African dance instructor teaches students to dance with culture
Performer, educator and choreographer Karen Prall has moved her body to the beat of the drum for 30 years.
As a bossy little girl, she said she would take her friends in the yard and make them dance how she wanted. She then stumbled into African-style dancing in high school and has shared her passion with dancers ever since.
Artistic Director of University Theater Heather Trommer-Beardslee took a class at the American College Dance Festival with Prall in March 2012 and was captivated by her teachings.
"As we were going across the floor and she was talking and teaching, I knew we had to get her to CMU," she said.
Trommer-Beardslee's dream became a reality when more than 40 students participated in multiple workshops Friday through Sunday, learning dance from Congo-Brazzaville in Central Africa. With three drummers, students moved with the rhythm.
"This type of dance is low to the ground, the knees bent," Prall said. "It's different because they are used to legs straight or up, lifting the body. Now I'm telling them to get down."
Standing in parallel position is not easy for dancers, she said. The dance incorporates different pelvic movements, circling the hips and working the head.
Muskegon sophomore Misti Conley said she felt the intensity taking her first African-style dance class.
"It's very similar to hip-hop, which I'm more accustomed with," she said.
Conley said in order to submerge into the dance, the culture must be understood.
Prall said she felt love from the students and their willingness to learn a different style of dance. Even if students didn't catch on right away, they "worked it" until they had it down.

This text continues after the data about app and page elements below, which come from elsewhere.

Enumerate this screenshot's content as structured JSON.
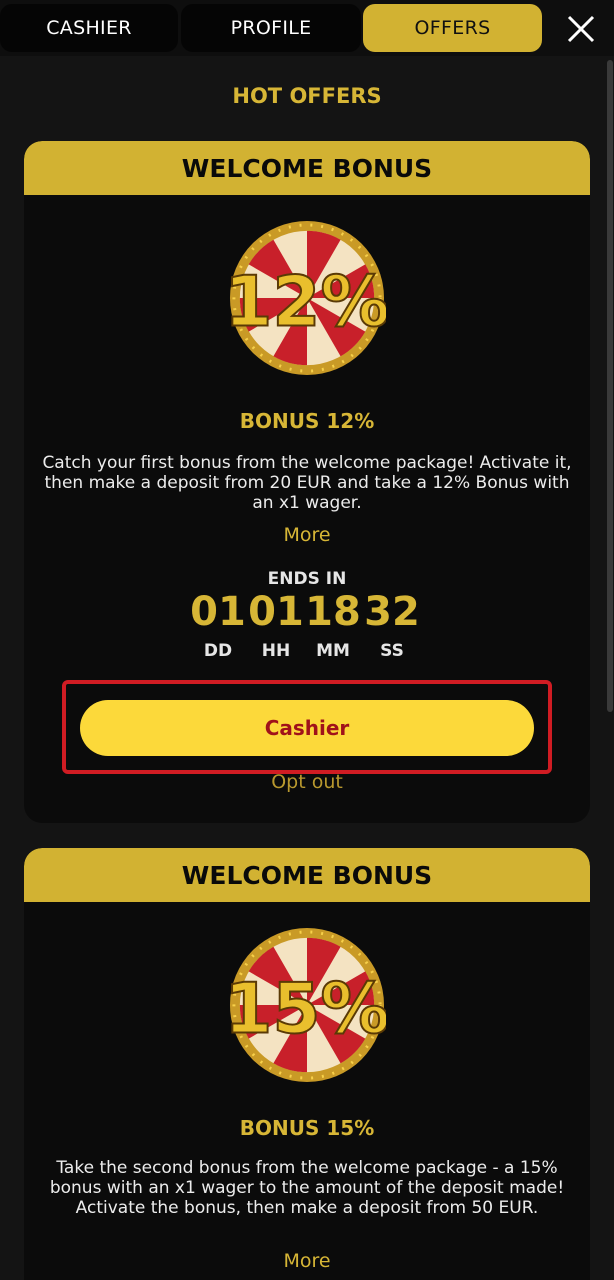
{
  "tabs": [
    {
      "label": "CASHIER",
      "active": false
    },
    {
      "label": "PROFILE",
      "active": false
    },
    {
      "label": "OFFERS",
      "active": true
    }
  ],
  "close_icon": "close-x-icon",
  "section_title": "HOT OFFERS",
  "offers": [
    {
      "header": "WELCOME BONUS",
      "badge_percent": "12%",
      "bonus_title": "BONUS 12%",
      "description": "Catch your first bonus from the welcome package! Activate it, then make a deposit from 20 EUR and take a 12% Bonus with an x1 wager.",
      "more_label": "More",
      "ends_in_label": "ENDS IN",
      "timer": [
        {
          "value": "01",
          "unit": "DD"
        },
        {
          "value": "01",
          "unit": "HH"
        },
        {
          "value": "18",
          "unit": "MM"
        },
        {
          "value": "32",
          "unit": "SS"
        }
      ],
      "cta_label": "Cashier",
      "optout_label": "Opt out"
    },
    {
      "header": "WELCOME BONUS",
      "badge_percent": "15%",
      "bonus_title": "BONUS 15%",
      "description": "Take the second bonus from the welcome package - a 15% bonus with an x1 wager to the amount of the deposit made! Activate the bonus, then make a deposit from 50 EUR.",
      "more_label": "More"
    }
  ],
  "colors": {
    "accent_gold": "#d2b232",
    "cta_yellow": "#fcd93a",
    "cta_text": "#a0121a",
    "highlight_red": "#d01c23",
    "background": "#141414"
  }
}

Trommer-Beardslee said each day, students were less afraid to make mistakes and were more engrossed with the movement, culture and history.
Fraser senior Eric Miller said he found his body could move in different ways than before. He said he was impressed with Prall and her passion for each student to learn. She would take extra time to pull students to the side and slow things up, he said.
"It was completely new and nothing was holding me back," he said.
Prall founded the Art of Motion Dance Theatre in 1986 and has performed in venues in the state.
She has been an instructor of the dance department at Wayne State University since 2000. She is also director of the first African dance company at Wayne State, "To Sangana."
At the end of the last session Sunday in Rose 127, students gathered in a circle and would come to the middle joining different dance moves into one.
"It's the drumming that makes you want to move," Prall said. "It's all about the rhythm."
She told students to use what they have learned and make it their own.
"My heart is dance," she said. "I will dance until the day I die"